Exercise instructions:
Without including any picture, return the complete set of records exactly.

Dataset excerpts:
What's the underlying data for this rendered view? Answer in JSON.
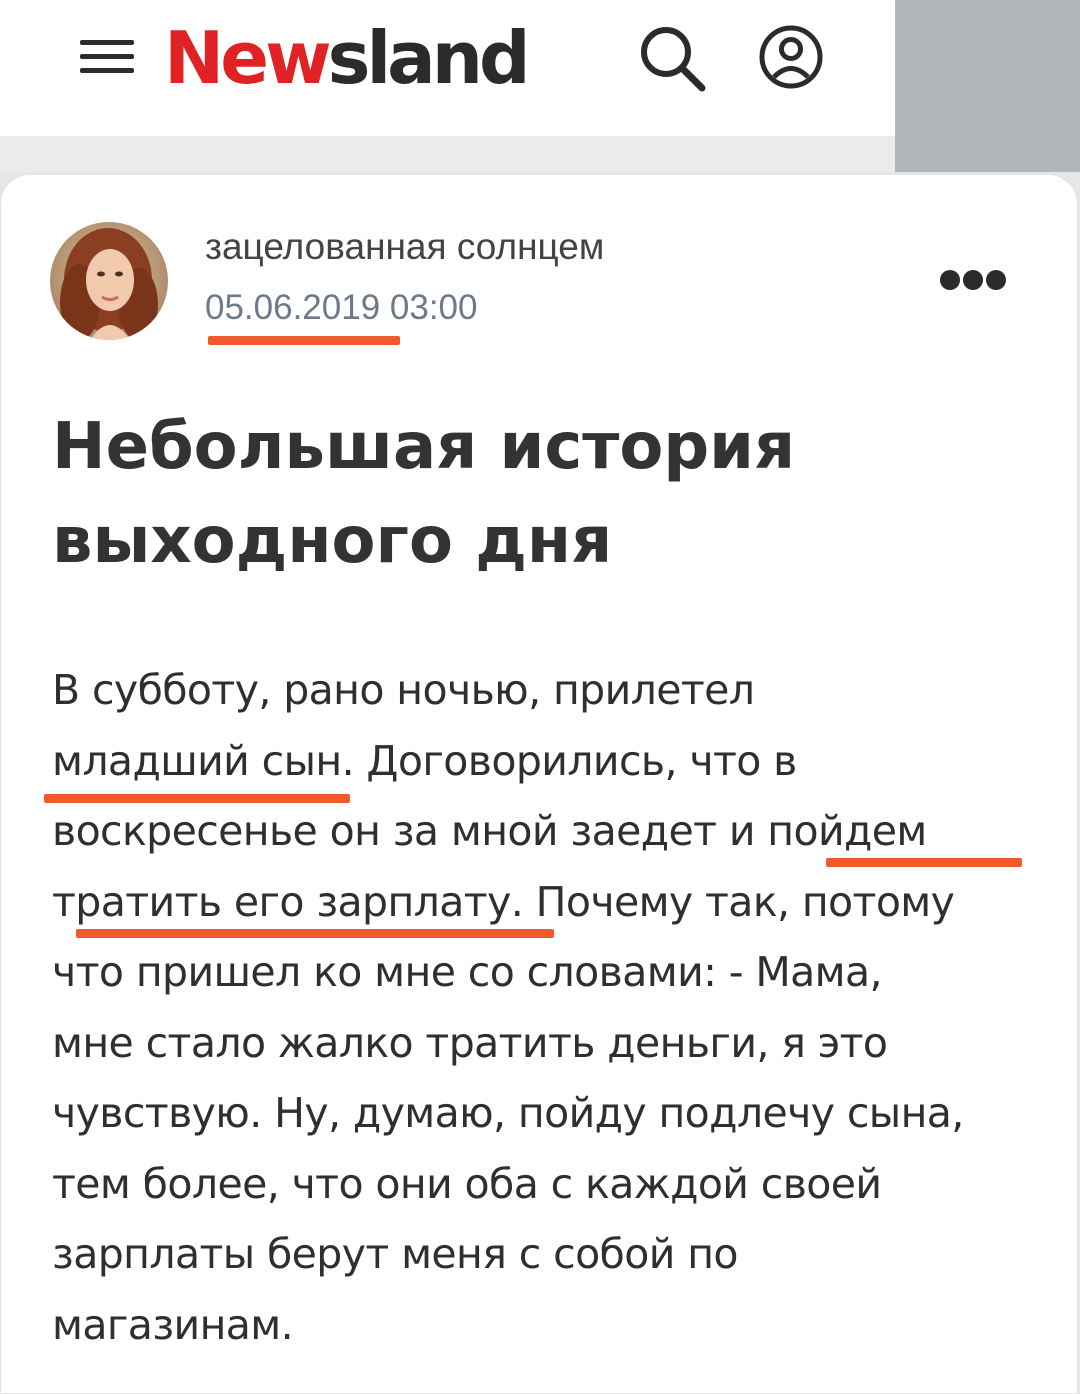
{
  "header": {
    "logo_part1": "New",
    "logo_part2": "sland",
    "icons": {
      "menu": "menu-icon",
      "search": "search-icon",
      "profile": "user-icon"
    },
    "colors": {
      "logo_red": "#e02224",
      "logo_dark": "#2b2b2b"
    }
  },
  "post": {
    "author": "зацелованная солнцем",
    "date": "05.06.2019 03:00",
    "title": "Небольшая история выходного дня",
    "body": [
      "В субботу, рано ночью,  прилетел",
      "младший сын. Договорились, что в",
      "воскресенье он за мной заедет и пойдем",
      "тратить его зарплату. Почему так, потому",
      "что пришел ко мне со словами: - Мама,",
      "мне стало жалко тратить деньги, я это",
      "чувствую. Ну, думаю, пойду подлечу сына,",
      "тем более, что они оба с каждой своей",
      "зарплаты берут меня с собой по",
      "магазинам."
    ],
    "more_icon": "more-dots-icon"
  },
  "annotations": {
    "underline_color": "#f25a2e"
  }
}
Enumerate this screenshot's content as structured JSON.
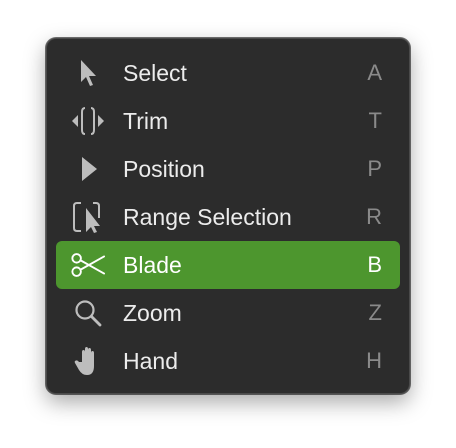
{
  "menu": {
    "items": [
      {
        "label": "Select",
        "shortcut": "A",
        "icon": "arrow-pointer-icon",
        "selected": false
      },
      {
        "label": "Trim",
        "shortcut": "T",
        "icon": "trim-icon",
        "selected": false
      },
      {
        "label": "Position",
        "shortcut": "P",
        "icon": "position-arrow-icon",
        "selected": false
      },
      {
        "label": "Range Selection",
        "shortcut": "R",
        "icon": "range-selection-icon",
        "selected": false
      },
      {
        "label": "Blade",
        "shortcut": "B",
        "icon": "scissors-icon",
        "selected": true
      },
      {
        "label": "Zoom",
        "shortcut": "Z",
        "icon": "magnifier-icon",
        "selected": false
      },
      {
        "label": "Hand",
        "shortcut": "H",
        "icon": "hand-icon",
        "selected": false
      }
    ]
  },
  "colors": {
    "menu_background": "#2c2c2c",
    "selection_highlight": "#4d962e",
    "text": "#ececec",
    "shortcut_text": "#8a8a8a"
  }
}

Solution for this problem:
What's the underlying data for this rendered view? Answer in JSON.
{
  "header": {
    "logo_part1": "New",
    "logo_part2": "sland",
    "icons": {
      "menu": "menu-icon",
      "search": "search-icon",
      "profile": "user-icon"
    },
    "colors": {
      "logo_red": "#e02224",
      "logo_dark": "#2b2b2b"
    }
  },
  "post": {
    "author": "зацелованная солнцем",
    "date": "05.06.2019 03:00",
    "title": "Небольшая история выходного дня",
    "body": [
      "В субботу, рано ночью,  прилетел",
      "младший сын. Договорились, что в",
      "воскресенье он за мной заедет и пойдем",
      "тратить его зарплату. Почему так, потому",
      "что пришел ко мне со словами: - Мама,",
      "мне стало жалко тратить деньги, я это",
      "чувствую. Ну, думаю, пойду подлечу сына,",
      "тем более, что они оба с каждой своей",
      "зарплаты берут меня с собой по",
      "магазинам."
    ],
    "more_icon": "more-dots-icon"
  },
  "annotations": {
    "underline_color": "#f25a2e"
  }
}
Enumerate this screenshot's content as structured JSON.
{
  "menu": {
    "items": [
      {
        "label": "Select",
        "shortcut": "A",
        "icon": "arrow-pointer-icon",
        "selected": false
      },
      {
        "label": "Trim",
        "shortcut": "T",
        "icon": "trim-icon",
        "selected": false
      },
      {
        "label": "Position",
        "shortcut": "P",
        "icon": "position-arrow-icon",
        "selected": false
      },
      {
        "label": "Range Selection",
        "shortcut": "R",
        "icon": "range-selection-icon",
        "selected": false
      },
      {
        "label": "Blade",
        "shortcut": "B",
        "icon": "scissors-icon",
        "selected": true
      },
      {
        "label": "Zoom",
        "shortcut": "Z",
        "icon": "magnifier-icon",
        "selected": false
      },
      {
        "label": "Hand",
        "shortcut": "H",
        "icon": "hand-icon",
        "selected": false
      }
    ]
  },
  "colors": {
    "menu_background": "#2c2c2c",
    "selection_highlight": "#4d962e",
    "text": "#ececec",
    "shortcut_text": "#8a8a8a"
  }
}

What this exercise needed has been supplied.